Six months later, Tequila Works has finally dropped the Nintendo Switch version of the game. I spent my weekend playing through the entirety of this adventure. I don’t want to spend too much time discussing the intricacies of the game since it was already covered, nor will I assign it a score, but I will give my take on the game and the Nintendo Switch version for those who were waiting to play Rime there.
As a quick refresher, Rime is an adventure title where players take control of a young boy stranded in a world by himself. With the aid of a small fox and equipped with his singing voice, the boy explores the world around him by climbing, jumping and solving puzzles. The game has no dialog nor does it lay the story out for the player. Everything is interpreted by the game’s visuals and art design. Even though the game does not give the player any direction, the developers did an excellent job at guiding the player by simply being observant.

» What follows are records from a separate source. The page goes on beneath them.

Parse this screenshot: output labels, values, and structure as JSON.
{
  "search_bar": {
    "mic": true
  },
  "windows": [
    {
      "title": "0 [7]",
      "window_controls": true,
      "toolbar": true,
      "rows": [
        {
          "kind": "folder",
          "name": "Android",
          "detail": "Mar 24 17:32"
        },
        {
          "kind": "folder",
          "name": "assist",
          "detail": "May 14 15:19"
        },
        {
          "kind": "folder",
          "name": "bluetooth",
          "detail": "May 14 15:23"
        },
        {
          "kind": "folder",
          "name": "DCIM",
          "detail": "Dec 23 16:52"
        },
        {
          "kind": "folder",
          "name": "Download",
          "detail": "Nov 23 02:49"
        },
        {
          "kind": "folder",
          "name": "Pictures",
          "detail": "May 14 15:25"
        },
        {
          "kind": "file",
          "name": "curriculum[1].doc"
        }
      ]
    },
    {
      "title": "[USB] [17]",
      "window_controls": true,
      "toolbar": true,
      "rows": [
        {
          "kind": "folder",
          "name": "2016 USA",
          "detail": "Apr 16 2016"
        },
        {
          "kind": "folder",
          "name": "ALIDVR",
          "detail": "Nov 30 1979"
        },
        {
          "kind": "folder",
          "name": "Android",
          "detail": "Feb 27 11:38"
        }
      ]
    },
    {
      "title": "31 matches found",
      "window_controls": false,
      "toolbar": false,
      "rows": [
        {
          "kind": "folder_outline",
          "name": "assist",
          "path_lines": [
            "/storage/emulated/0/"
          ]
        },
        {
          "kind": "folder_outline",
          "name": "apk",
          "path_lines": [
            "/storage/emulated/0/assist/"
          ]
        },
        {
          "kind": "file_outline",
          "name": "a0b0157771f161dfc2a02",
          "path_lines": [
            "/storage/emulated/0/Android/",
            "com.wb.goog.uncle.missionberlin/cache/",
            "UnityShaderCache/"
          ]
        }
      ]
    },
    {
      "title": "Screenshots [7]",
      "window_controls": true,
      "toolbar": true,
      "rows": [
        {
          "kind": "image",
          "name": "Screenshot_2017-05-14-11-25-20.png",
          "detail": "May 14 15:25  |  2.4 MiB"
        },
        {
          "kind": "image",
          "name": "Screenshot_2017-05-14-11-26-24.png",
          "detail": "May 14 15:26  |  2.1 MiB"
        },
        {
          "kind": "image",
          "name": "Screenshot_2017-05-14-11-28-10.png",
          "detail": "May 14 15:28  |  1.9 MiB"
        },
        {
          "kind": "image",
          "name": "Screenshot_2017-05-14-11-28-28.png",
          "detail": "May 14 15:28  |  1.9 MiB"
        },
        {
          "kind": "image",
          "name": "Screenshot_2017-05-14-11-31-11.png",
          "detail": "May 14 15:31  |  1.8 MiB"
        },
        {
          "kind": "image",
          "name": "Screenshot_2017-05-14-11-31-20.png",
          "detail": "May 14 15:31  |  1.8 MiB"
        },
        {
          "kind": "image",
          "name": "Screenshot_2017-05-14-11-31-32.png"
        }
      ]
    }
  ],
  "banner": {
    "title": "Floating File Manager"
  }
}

Unlike Scott, I very much enjoyed my time with Rime. While I thought the solutions to most puzzles were very obvious and didn’t take much thought, I still enjoyed solving them. The art design can be breath-taking at times and the environments are fun to explore. The game does start to take a more linear approach in the second half as opposed to the first half’s more open, exploration heavy design which I preferred to the latter. The musical score is beautiful and the game presents some pretty emotional moments that tend to tug on the heart strings. Overall, Rime is a great cross between a Team Ico game and Sony’s moving adventure Journey and I highly recommend it.
Unfortunately, the experience falls short on the Nintendo Switch. It’s obvious with the long delay that Tequila Works struggled to get this game running properly on Nintendo’s console. In handheld mode, the game is very blurry and jaggy, which takes away from the game’s beautiful presentation. I was stuck on one puzzle late into the game that I knew the solution to, but couldn’t complete it because an object I had to grab was so dark and blurry that I didn’t even see it. For a game that relies heavily on its presentation, these issues really hurt the experience.
If you dock your Switch, the game smooths out a bit, but the frame-rate will tank in larger areas more-so than it does in handheld mode. The game targets 30 frames per second but often drops below that in larger, effects-heavy areas. A few platforming segments were made more difficult than they should have been as a result of random frame hangs too.
Also, areas that transition into new locations struggle to stream data, resulting in some ugly hitching and jerking that can last upwards to a minute or two. As a result, the transition to new areas isn’t as seamless as it should be. I’m not sure if this is a result of the weaker hardware or an un-optimized game engine, but we’ve seen games like Legend of Zelda: Breath of the Wild handle this just fine without any hitching. Regardless, it’s a problem that doesn’t happen too often, but often enough to become a nuisance.
Rime is a fantastic little adventure game that lasts around six hours total. It isn’t very challenging but offers an experience certainly worth experiencing. That being said, I would highly recommend playing Rime on the Playstation 4, Xbox One or PC instead of the Nintendo Switch due to visual and performance issues. If you only own a Switch or really want the portability, by all means still give Rime a spin, but I would recommend waiting for a sale on this one if you do.
Rime was reviewed on the Nintendo Switch with a copy provided by the publisher.